When it comes to bringing British self-published voices to a greater stage Great Beast have made some inspired choices in the last few months. John Cei Douglas, Dan Berry and Isabel Greenberg are just some of the recent names to be added to their creative catalogue. Last year the publisher re-launched John Riordan and Dan Cox’s ongoing series Hitsville UK, a kind of music biz parody I described here at Broken Frontier as “a riotous, frenzied whirlwind of a comic book”. It’s taken a while for this next instalment to reach us but, despite the title of the story here (‘The Difficult Second Issue’), I’m pleased to say that there’s absolutely no need for anyone to desperately grasp at the same cute industry terminology that I did in this column’s heading to imply that this follow-up fails to match the book’s glorious debut.
For those yet to become absorbed by the rather unique experience that is Hitsville UK, then, a quick précis of the proceedings thus far. In that first issue we were introduced to the titular independent record label run by the worldweary owner Gerry Corden and nefarious “super producer” Greg Pastis (who appears to have had a name change since the original self-published issue), aided by (literally) demonic accountant Stan Van Horne. A whole host of bizarrely “out there” bands and performers were in their sights, including the Scooby Doo-like supernatural investigators The Carrie Nation’s Revenge, Gollum-style country singer Gwillum and “Spiv Hop” superstar Jack Spatz.
In chapter two we discover the extreme degrees Greg Pastis will go to ensure no more ultra-earnest, guitar-playing, singer-songwriters are inflicted on the public, learn some interesting tidbits about Gerry Corden’s past, and witness more of Stan’s netherworldly business methods. Elsewhere music journo Rona Roads starts a feature on the Hitsville crew, Gwillum takes to the road on a spiritual quest, The Carrie Nation’s Revenge encounter neo-Nazi band Aryan 51, and the local library’s outreach initiative hosts a Rap Battle that introduces us to Da Tree Huggaz, The Wicked Witch of the Westwood and this issue’s definite breakout star, G-Nome.

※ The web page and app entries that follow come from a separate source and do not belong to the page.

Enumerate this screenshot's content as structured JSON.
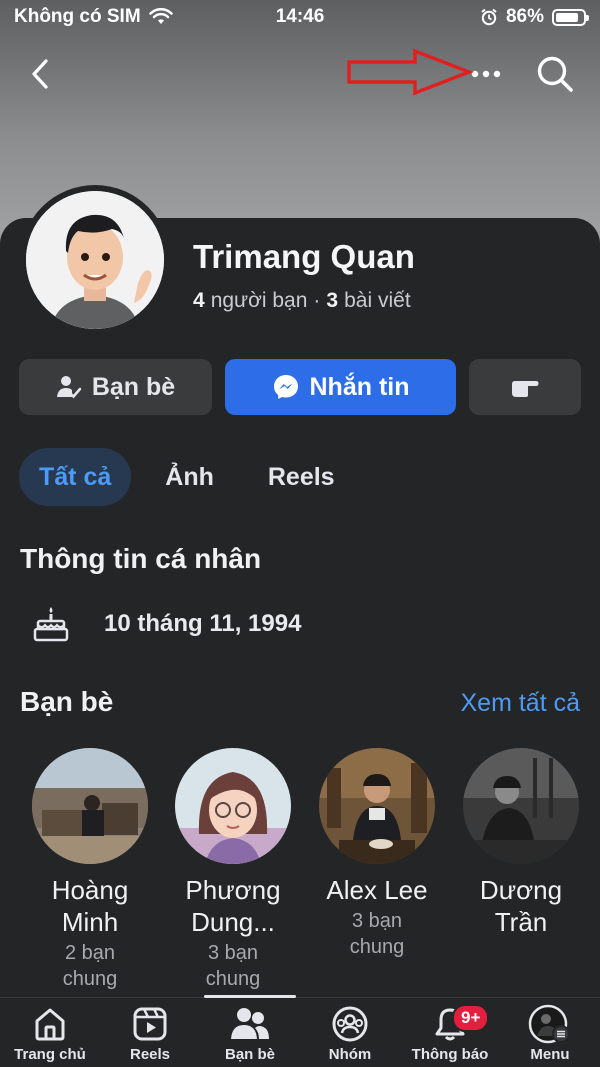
{
  "status_bar": {
    "carrier": "Không có SIM",
    "time": "14:46",
    "battery": "86%",
    "battery_level": 0.86
  },
  "profile": {
    "name": "Trimang Quan",
    "friends_count": "4",
    "friends_label": "người bạn",
    "separator": "·",
    "posts_count": "3",
    "posts_label": "bài viết"
  },
  "actions": {
    "friends": "Bạn bè",
    "message": "Nhắn tin"
  },
  "tabs": [
    {
      "label": "Tất cả",
      "active": true
    },
    {
      "label": "Ảnh"
    },
    {
      "label": "Reels"
    }
  ],
  "info": {
    "title": "Thông tin cá nhân",
    "birthday": "10 tháng 11, 1994"
  },
  "friends_section": {
    "title": "Bạn bè",
    "see_all": "Xem tất cả"
  },
  "friends": [
    {
      "name_line1": "Hoàng",
      "name_line2": "Minh",
      "mutual_line1": "2 bạn",
      "mutual_line2": "chung"
    },
    {
      "name_line1": "Phương",
      "name_line2": "Dung...",
      "mutual_line1": "3 bạn",
      "mutual_line2": "chung"
    },
    {
      "name_line1": "Alex Lee",
      "name_line2": "",
      "mutual_line1": "3 bạn",
      "mutual_line2": "chung"
    },
    {
      "name_line1": "Dương",
      "name_line2": "Trần",
      "mutual_line1": "",
      "mutual_line2": ""
    }
  ],
  "bottom_nav": [
    {
      "label": "Trang chủ",
      "icon": "home-icon"
    },
    {
      "label": "Reels",
      "icon": "reels-icon"
    },
    {
      "label": "Bạn bè",
      "icon": "friends-icon",
      "active": true
    },
    {
      "label": "Nhóm",
      "icon": "groups-icon"
    },
    {
      "label": "Thông báo",
      "icon": "bell-icon",
      "badge": "9+"
    },
    {
      "label": "Menu",
      "icon": "menu-avatar-icon"
    }
  ],
  "colors": {
    "accent": "#2d6ee8",
    "link": "#4d9bf4",
    "badge": "#e41e3f",
    "annotation_arrow": "#e02020"
  }
}
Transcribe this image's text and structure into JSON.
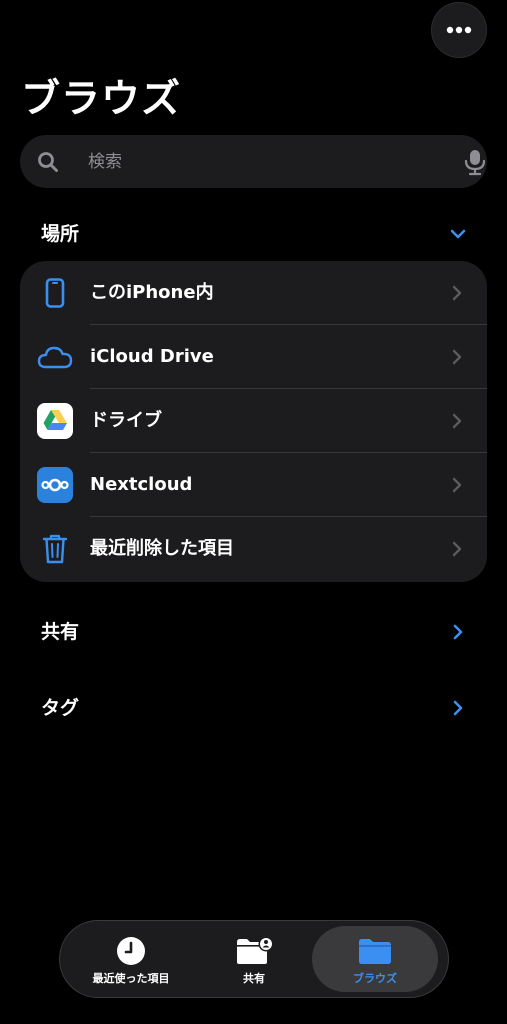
{
  "header": {
    "title": "ブラウズ",
    "more_icon": "ellipsis-icon"
  },
  "search": {
    "placeholder": "検索",
    "icon": "magnifying-glass-icon",
    "mic_icon": "microphone-icon"
  },
  "sections": {
    "locations": {
      "label": "場所",
      "expanded": true,
      "items": [
        {
          "label": "このiPhone内",
          "icon": "iphone-icon"
        },
        {
          "label": "iCloud Drive",
          "icon": "icloud-icon"
        },
        {
          "label": "ドライブ",
          "icon": "google-drive-icon"
        },
        {
          "label": "Nextcloud",
          "icon": "nextcloud-icon"
        },
        {
          "label": "最近削除した項目",
          "icon": "trash-icon"
        }
      ]
    },
    "shared": {
      "label": "共有"
    },
    "tags": {
      "label": "タグ"
    }
  },
  "tabbar": {
    "tabs": [
      {
        "label": "最近使った項目",
        "icon": "clock-icon",
        "active": false
      },
      {
        "label": "共有",
        "icon": "shared-folder-icon",
        "active": false
      },
      {
        "label": "ブラウズ",
        "icon": "folder-icon",
        "active": true
      }
    ]
  },
  "colors": {
    "accent": "#3b8ff0",
    "background": "#000000",
    "card": "#1c1c1e",
    "secondary_text": "#8d8d93",
    "chevron_gray": "#5a5a5e"
  }
}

As you can see there’s an awful lot going on in Hitsville UK. What needs to be stated upfront is that Riordan and Cox make no concessions for latecomers amongst their readership or, for that matter, the established audience! There’s a large and sprawling cast of characters to keep track of whose back stories are drip-fed to the audience in increments across these two issues. Masterful pay-offs to running gags can be missed if you are not paying attention, and clever plot points are often obscured in the rapid fire pacing of the book’s narrative. But there are dividends on offer for those willing to carefully scrutinise each and every throwaway line. The brilliant pop punning and showbiz digs can be enjoyed on a superficial level but I suspect the multi-faceted subplots and character-led groundwork Hitsville UK is built on are going to produce some delightfully twisting turns in the issues to come.
Riordan’s art was one of the big draws of #1. Here his pages are slightly less crammed than in #1, giving his panels more space to breathe, but it’s as strong a performance as that opening episode. From his effortlessly genre-jumping, mood-changing scenes – that can encompass everything from the horrific to the phantasmagorical – to that ace comic timing that brings those blackly humorous gags to life, it’s another flawless display of rhythmical visual storytelling.
Hitsville UK #2 is not for the uninitiated or the casual reader but this strange, frantic, scene-hopping, patchwork quilt of a comic rewards those willing to invest the requisite time in its freaky, frenetic narrative style. And any comic that includes as delicious a line as “You could have been the next Sonia” gets a thumbs up from me. Hitsville UK #2 is an endlessly inventive cascade of ideas, full of irrepressible energy and represents another winner from Riordan, Cox and Great Beast!